The key components of the 5G network architecture include the radio access network (RAN), the core network, and the services and applications.
The radio access network is the part of the network that connects devices to the core network. The RAN will be a major focus of 5G development, as it will need to support the higher speeds and capacity of 5G. To do this, the RAN will use new radio technologies, including mmWave technology and massive MIMO.
The core network is the part of the network that connects the RAN to the rest of the world. The core network will be virtualized in 5G, meaning that it will be based in the cloud. This will allow for more flexible and scalable networking. The core network will also need to support the new services and applications that will
Key Technologies for 5G Networks
5G technology is still in its early developmental stages, but there are already a few key technologies that are being used to create 5G networks. These technologies include:
1. Massive MIMO – This technology is being used to increase the capacity of 5G networks. Massive MIMO uses multiple antennas to send and receive data, which allows for more data to be transmitted at once.
2. Millimeter Wave Technology – This technology is being used to increase the bandwidth of 5G networks. Millimeter wave technology uses high-frequency waves to transmit data, which allows for more data to be transmitted in a shorter amount of time.
3. Beamforming – This technology is being used to improve the coverage of 5G networks. Beamforming allows for the signal to be directed to specific users, which reduces interference and improves the quality of the signal.
4. Full Duplex – This technology is being used to increase the capacity of 5G networks. Full duplex allows for data to be transmitted and received at the same time, which doubles the capacity of the network.
The 5G network is the next generation of wireless networks. It is designed to provide faster speeds, lower latency, and more reliability than previous generations of wireless networks. 5G networks are expected to be deployed in 2020 and will be used to connect a variety of devices, including smartphones, tablets, laptops, and connected cars.

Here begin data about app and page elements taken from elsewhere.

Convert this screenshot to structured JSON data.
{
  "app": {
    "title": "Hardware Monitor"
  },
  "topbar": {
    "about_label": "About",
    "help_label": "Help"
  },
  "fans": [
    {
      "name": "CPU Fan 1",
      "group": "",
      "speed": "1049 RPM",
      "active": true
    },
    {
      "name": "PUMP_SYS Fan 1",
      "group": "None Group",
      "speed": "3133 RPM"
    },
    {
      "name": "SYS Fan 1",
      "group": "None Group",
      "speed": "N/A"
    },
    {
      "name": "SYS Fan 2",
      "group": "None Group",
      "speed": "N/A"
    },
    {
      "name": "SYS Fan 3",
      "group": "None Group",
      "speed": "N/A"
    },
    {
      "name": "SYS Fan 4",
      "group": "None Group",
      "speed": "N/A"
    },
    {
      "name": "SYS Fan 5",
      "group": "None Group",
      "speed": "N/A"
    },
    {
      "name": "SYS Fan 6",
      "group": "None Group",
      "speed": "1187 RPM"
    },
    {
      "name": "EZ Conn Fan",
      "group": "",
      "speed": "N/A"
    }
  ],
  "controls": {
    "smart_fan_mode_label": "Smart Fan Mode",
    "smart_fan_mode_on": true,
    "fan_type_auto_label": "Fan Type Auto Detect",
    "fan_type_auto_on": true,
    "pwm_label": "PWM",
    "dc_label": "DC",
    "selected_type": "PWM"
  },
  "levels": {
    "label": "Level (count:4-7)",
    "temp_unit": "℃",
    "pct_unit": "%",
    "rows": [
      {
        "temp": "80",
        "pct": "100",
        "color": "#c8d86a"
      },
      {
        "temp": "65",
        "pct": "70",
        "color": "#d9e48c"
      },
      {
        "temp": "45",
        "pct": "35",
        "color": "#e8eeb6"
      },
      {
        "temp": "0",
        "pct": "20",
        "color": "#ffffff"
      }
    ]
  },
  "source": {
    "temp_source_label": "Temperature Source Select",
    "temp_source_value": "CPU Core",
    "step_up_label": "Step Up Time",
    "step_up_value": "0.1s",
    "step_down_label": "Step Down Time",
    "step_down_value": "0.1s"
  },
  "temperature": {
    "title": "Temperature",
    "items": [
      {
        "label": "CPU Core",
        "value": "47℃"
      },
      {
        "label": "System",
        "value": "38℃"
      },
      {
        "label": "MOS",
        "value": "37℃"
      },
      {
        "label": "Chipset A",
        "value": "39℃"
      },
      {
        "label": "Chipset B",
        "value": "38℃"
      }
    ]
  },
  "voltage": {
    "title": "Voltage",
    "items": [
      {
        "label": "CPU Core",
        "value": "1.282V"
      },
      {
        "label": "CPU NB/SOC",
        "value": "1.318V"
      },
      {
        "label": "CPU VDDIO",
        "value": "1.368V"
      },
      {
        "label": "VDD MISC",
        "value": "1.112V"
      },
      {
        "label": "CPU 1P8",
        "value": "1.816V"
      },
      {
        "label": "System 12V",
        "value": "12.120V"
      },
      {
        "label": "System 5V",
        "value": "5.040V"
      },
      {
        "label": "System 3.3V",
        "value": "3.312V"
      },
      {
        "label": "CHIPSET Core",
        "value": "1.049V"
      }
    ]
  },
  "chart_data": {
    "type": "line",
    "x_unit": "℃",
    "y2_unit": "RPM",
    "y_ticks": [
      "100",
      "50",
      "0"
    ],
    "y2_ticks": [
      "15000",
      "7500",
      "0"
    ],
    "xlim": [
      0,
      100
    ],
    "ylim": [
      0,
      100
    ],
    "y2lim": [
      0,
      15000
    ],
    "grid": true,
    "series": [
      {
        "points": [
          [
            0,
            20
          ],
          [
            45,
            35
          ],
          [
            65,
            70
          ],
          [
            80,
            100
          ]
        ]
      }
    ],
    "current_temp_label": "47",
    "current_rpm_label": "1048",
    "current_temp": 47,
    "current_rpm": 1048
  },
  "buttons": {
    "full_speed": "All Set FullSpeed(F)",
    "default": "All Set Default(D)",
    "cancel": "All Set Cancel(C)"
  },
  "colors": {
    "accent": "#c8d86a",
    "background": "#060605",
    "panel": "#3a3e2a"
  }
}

5G networks will use a variety of technologies to achieve their performance goals. These include:
– Massive MIMO: This technology uses multiple antennas at the transmitter and receiver to improve spectral efficiency and increase capacity.
– Millimeter wave: This technology uses high-frequency radio waves to provide high bandwidth and low latency.
– Beamforming: This technology uses multiple antennas to steer radio waves in a specific direction, providing a more targeted and efficient connection.
– Small cells: This technology uses a large number of small, low-power radio access points to improve coverage and capacity.
– Dynamic spectrum sharing: This technology allows different types of devices to share the same radio spectrum.
– Network slicing: This technology allows different types of traffic to be isolated on different parts of the network, providing better quality of service.